### WHAT TO PRODUCE
Only the total should be returned: the number of lines in the data that hold the string "name".

------------------------

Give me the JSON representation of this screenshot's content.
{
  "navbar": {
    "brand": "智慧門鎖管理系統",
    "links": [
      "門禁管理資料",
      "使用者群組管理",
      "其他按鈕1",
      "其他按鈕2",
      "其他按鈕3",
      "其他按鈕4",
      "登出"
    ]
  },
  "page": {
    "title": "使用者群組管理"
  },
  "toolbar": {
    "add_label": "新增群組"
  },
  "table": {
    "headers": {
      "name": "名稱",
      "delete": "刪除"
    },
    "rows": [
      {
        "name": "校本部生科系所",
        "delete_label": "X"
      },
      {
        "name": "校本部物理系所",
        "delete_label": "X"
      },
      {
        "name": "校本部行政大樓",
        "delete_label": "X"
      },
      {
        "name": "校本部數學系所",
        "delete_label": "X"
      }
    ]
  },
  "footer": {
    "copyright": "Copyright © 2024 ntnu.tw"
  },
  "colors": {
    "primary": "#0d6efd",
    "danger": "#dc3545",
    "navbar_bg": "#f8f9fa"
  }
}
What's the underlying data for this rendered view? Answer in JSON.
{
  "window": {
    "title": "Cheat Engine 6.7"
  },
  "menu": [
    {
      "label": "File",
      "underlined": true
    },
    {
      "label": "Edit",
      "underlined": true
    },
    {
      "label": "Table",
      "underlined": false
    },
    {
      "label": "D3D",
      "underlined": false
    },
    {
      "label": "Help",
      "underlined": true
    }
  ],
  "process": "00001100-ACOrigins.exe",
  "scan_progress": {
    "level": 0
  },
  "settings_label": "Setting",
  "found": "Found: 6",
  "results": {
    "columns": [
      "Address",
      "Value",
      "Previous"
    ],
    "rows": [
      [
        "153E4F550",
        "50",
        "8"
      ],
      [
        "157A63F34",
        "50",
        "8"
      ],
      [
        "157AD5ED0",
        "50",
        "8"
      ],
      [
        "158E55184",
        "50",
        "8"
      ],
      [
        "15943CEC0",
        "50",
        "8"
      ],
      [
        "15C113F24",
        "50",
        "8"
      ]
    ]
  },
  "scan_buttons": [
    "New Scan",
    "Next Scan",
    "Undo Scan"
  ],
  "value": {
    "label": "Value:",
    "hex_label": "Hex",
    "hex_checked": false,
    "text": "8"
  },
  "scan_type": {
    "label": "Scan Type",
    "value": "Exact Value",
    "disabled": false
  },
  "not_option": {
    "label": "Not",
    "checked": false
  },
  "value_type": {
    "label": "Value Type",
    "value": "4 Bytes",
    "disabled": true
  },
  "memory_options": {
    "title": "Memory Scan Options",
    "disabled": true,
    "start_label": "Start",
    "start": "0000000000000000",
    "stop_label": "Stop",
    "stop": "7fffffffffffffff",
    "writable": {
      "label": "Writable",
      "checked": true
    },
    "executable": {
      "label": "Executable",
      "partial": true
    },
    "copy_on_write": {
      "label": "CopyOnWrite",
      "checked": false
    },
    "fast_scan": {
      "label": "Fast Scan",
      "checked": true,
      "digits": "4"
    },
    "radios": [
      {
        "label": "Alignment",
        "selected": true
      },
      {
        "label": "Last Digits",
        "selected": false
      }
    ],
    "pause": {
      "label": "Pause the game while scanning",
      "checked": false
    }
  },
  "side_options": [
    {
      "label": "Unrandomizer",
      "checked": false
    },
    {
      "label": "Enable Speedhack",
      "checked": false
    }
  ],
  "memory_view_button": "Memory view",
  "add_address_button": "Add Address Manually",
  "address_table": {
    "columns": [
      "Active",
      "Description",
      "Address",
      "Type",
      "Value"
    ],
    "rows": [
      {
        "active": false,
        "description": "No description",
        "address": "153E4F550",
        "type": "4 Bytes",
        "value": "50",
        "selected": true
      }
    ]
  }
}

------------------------

### TASK RESULT
5